As 20th Anniversaries go, Sarah Chang’s is one of the more remarkable. She has been captivating audience since age 8, mastering some of the most challenging violin concertos with awe-inspiring passion and precision when her peers were still proud of how well they tied their shoes. Now 28, Chang’s résumé is pages long when others her age are just getting their career-defining breaks. She has enchanted audiences from Carnegie Hall to the Kennedy Center to the great concert halls of Europe and Asia. She has shared the stage with fellow luminaries from Pinchas Zukerman to Yo-Yo Ma. Chang’s CDs are best-sellers. She has even carried the Olympic torch. EDGE sent ZACK BURGESS on assignment to profile Sarah Chang. His job was to peel away the layers that typically accompany international stardom and acclaim, and get to the heart of this transplanted Jersey Girl. Sarah made it easy. Her poised and stunning facade notwithstanding, she is still a kid at heart.
EDGE: Every parent of a talented daughter dreams that their child will have the life that you do. So let’s get the obvious question out of the way. Do you ever yearn to be someone other than yourself, to slip out of your skin and into someone else’s?
SC: Maybe for a day, but not any longer than that. I love my life. I have been traveling all over the world since I was a 10-year-old. I’m 28 and have seen and done things that are just unimaginable.
EDGE: When did you request your first violin?
SC: At four. My father played the violin and I wanted to be like him—I’m a daddy’s girl, like most little girls. I was playing the piano at the time and thought it would be great to play something else. Besides, I wanted something to carry around.
EDGE: At what point did you realize that your life was going to be different?
SC: I performed with the New York Symphony Orchestra when I was only eight. I knew there was something that wasn’t normal about that.

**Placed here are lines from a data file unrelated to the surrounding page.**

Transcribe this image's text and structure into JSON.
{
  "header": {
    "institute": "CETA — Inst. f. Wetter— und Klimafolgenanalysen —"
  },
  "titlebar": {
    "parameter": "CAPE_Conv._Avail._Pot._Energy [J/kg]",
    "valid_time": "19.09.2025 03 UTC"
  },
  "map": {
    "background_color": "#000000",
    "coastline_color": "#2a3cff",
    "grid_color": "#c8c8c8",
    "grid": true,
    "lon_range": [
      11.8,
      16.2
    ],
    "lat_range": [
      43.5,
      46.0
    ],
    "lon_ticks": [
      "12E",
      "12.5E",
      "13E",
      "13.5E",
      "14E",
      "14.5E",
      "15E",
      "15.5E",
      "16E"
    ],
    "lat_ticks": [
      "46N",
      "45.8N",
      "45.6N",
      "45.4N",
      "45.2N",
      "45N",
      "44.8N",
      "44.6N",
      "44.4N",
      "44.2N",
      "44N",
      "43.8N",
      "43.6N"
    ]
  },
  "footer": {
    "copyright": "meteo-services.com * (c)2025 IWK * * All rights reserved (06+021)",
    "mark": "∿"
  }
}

But I didn’t think I had a “gift.”
EDGE: As an adult, have you ever experienced the fearlessness you did back then?
SC: No. I was a kid. I just did it! I didn’t think about it. Of course, now, I’ve been doing it forever and this is my life, but back then I just went with it, like most kids do.
EDGE: What was it like working with older musicians?
SC: Everyone would be going to parties after a performance and here I had to go back to my room or go study. It was frustrating then but, hey, I was a kid, a teenager. Nothing is fair when you’re that age.
EDGE: So today, as a 28-year-old, what is the downside of being Sarah Chang?
SC: The travel. Sometimes I wake up and don’t know where I am, or what city I’m in. But then I remind myself of what I do, and how I get to entertain people all over the world— and that, at an age when others are just breaking into this business, I have been doing this for twenty years now. I’m already booked out to 2012, which is a great “problem” to have when you’re an artist.
EDGE: What’s your greatest obstacle as an artist?
SC: Having to be good every night, even on those days when I don’t feel well. It’s what the public expects from me and, realistically, it’s what I expect from myself.
EDGE: Which can get rather difficult.
SC: Because I’m human.
EDGE: Does it all seem surreal sometimes?
SC: Sometimes. But for the most part I’m used to it. I don’t go through this wow syndrome, where I have to pinch myself. I’ve been doing it for so long. I’m a professional. You know what I mean?
EDGE: How does dating work when you’re Sarah Chang?
SC: It’s a challenge as a young woman on tour. It’s really hard to have a personal life when one person is in one place and the other is somewhere else. I would like to settle down someday, but I would also like to be a committed mother and wife when that happens.
EDGE: When were you finally on your own?
SC: My parents stopped traveling with me when I was around 18 or 19—which presented a challenge because they were no longer there to protect me. I made my fair share of mistakes. But I’m having fun at this point in my life.
EDGE: What was life like before that, as a 13- or 14-yearold?
SC: I was just like any other teenager who thought the world owed me something. In retrospect it was no big deal. You know, here I am performing one minute and doing homework by fax for Germantown Friends and Juilliard the next. I was always struck by how much younger I was than everyone else, and that bothered me. I missed a lot of parties. But now that I’m older, in retrospect it really was no big deal.
EDGE: What do you do on days when you’re not performing?
SC: I’m just like everybody else. I’m human. I have everyday highs and lows just like everyone else. I would say I just like to have a day to myself. No cell phones, no Blackberrys, no emails. But that rarely happens. I probably wouldn’t know what to do if it did.
EDGE: Is there anything you miss about being a Jersey Girl?
SC: Of course. I miss the driving—and the space. I’m a terrible driver, so I could really use the space!
Photos courtesy of Sheila Rock/Opus 3 Artists